Another way of looking at it is that forgiveness of others is a sign of our repentance – and repentance is a sign that we have been forgiven. That we have been given the gift of salvation.
The Greek word we translate as “salvation” is a lot broader, meaning deliverance, release, and preservation. And isn’t forgiving others a way of delivering ourselves from the anger and stress and anxiety that go with holding onto a hurt? Doesn’t it bring a sense of release? Doesn’t it preserve us from the physical effects of stress and anger?
So in forgiving others, we experience salvation more fully. Not that we can be forgiven more fully or have more eternal life – but that we enjoy more of the benefits of our salvation.
What gets in the way of enjoying our salvation? What makes so many Christians so dour and joyless? We probably don’t think we deserve God’s mercy.
If we think that, we’re right: we don’t deserve God’s mercy. No one does. But that’s what mercy is – giving or forgiving when it’s not deserved. And that’s what God does so well – giving people what they don’t deserve, and not giving them what they do deserve.
And it is infinitely easier for God to forgive us than it is for us to forgive ourselves. In fact, the hardest person for us to forgive is usually ourselves.
So maybe – just maybe – if we got good at forgiving others – then we could forgive ourselves and wholeheartedly embrace God’s forgiveness.
William Carl – the former president of Pittsburgh Theological Seminary – wrote, “If we refuse to forgive others, we will never truly experience the grace of God ourselves.”
Forgiveness is the ultimate act of love.
Forgiving others is evidence that the love of God is in us –
God’s extravagant love, which has no limits.

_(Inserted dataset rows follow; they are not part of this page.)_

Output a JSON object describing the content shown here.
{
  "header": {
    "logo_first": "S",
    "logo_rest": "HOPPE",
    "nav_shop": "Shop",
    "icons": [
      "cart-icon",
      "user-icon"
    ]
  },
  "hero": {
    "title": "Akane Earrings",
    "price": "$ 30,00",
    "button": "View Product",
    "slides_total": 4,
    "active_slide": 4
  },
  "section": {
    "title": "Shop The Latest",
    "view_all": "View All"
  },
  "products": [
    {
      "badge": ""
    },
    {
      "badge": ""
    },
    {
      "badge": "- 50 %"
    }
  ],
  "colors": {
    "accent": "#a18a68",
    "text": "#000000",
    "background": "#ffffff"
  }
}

If we have the love of God in us, then we can forgive without limits.
So forgive others – in the same way that God has forgiven you.